Freedom is all right, but de niggers was better off befo’ surrender, kaze den dey was looked after an’ dey didn’ get in no trouble fightin’ an’ killin’ like dey do dese days. If a nigger cut up an’ got sassy in slavery times, his Ole Marse give him a good whippin’ an’ he went way back an’ set down an’ ‘haved hese’f. If he was sick, Marse an’ Mistis looked after him, an’ if he needed store medicine, it was bought an’ give to him; he didn’ have to pay nothin’. Dey didn’ even have to think ’bout clothes nor nothin’ like dat, dey was wove an’ made an’ give to dem. Maybe everybody’s Marse and Mistis wuzn’ good as Marse George and Mis’ Betsy, but dey was de same as a mammy an’ pappy to us niggers.
So to sum up…
This is what Hollywood says slavery was like:
This is what Slavery was actually like:

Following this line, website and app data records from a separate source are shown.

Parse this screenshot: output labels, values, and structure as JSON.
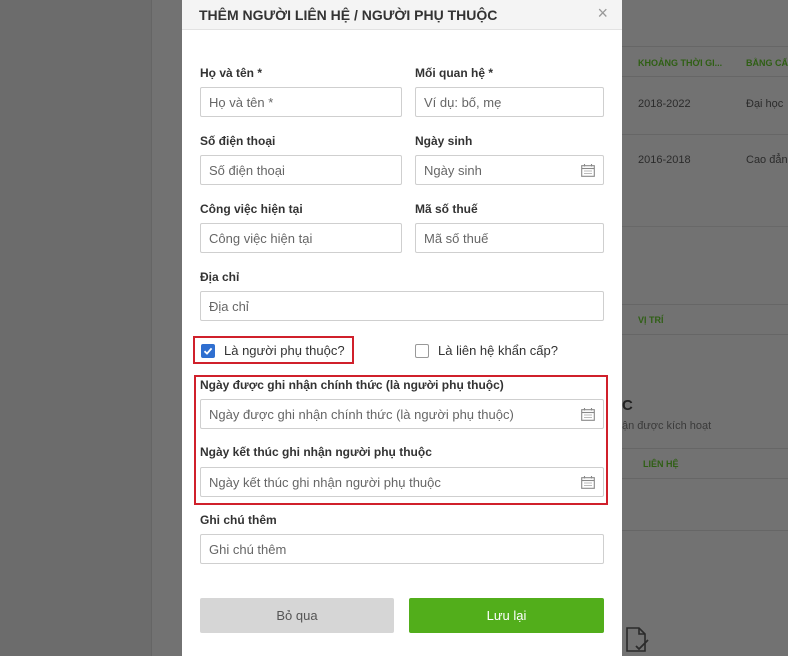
{
  "background": {
    "table_headers": [
      "KHOẢNG THỜI GI...",
      "BẰNG CẤ"
    ],
    "rows": [
      {
        "period": "2018-2022",
        "degree": "Đại học"
      },
      {
        "period": "2016-2018",
        "degree": "Cao đẳng"
      }
    ],
    "position_header": "VỊ TRÍ",
    "section_heading_fragment": "C",
    "section_sub": "ận được kích hoạt",
    "contact_header": "LIÊN HỆ"
  },
  "modal": {
    "title": "THÊM NGƯỜI LIÊN HỆ / NGƯỜI PHỤ THUỘC",
    "close_symbol": "×",
    "fields": {
      "full_name": {
        "label": "Họ và tên *",
        "placeholder": "Họ và tên *",
        "value": ""
      },
      "relationship": {
        "label": "Mối quan hệ *",
        "placeholder": "Ví dụ: bố, mẹ",
        "value": ""
      },
      "phone": {
        "label": "Số điện thoại",
        "placeholder": "Số điện thoại",
        "value": ""
      },
      "birthday": {
        "label": "Ngày sinh",
        "placeholder": "Ngày sinh",
        "value": ""
      },
      "job": {
        "label": "Công việc hiện tại",
        "placeholder": "Công việc hiện tại",
        "value": ""
      },
      "tax_code": {
        "label": "Mã số thuế",
        "placeholder": "Mã số thuế",
        "value": ""
      },
      "address": {
        "label": "Địa chỉ",
        "placeholder": "Địa chỉ",
        "value": ""
      },
      "dependent_start": {
        "label": "Ngày được ghi nhận chính thức (là người phụ thuộc)",
        "placeholder": "Ngày được ghi nhận chính thức (là người phụ thuộc)",
        "value": ""
      },
      "dependent_end": {
        "label": "Ngày kết thúc ghi nhận người phụ thuộc",
        "placeholder": "Ngày kết thúc ghi nhận người phụ thuộc",
        "value": ""
      },
      "note": {
        "label": "Ghi chú thêm",
        "placeholder": "Ghi chú thêm",
        "value": ""
      }
    },
    "checkboxes": {
      "is_dependent": {
        "label": "Là người phụ thuộc?",
        "checked": true
      },
      "is_emergency": {
        "label": "Là liên hệ khẩn cấp?",
        "checked": false
      }
    },
    "buttons": {
      "cancel": "Bỏ qua",
      "save": "Lưu lại"
    },
    "colors": {
      "primary": "#52ae1b",
      "checkbox": "#2f6fd0",
      "highlight": "#d0202b"
    }
  }
}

The whole thing is something of a revelation for me personally. I have never hated black people, and I don’t now. When I meet them in public, if there are not a whole bunch of them, I get along with them well. My problem with blacks is that I have come to understand that their biological nature is incompatible with White society, and that we will never have peace as long as they are among us, given that irrational outbursts of brutal violence are a part of their nature.
These accounts of happy slaves, who loved and were loved by their masters, really touched me. I don’t think there is any way we could ever bring back this healthy, symbiotic relationship between our two races, as that is an age dead and gone, but I feel for the blacks and the loss of this position in which they felt appreciated and content. It is much more their loss than it is ours.
Though I won’t go so far as to make this statement definitively, I must say that in many ways, it seems that black slavery was a form of Christian charity, giving meaning and peace to a people who would otherwise find none, coming from that dark and barbaric continent.
Perhaps what we need is a domineering black woman to be on TV as the Anti-Oprah, presenting the solution to the problems of the black community as a return to slavery.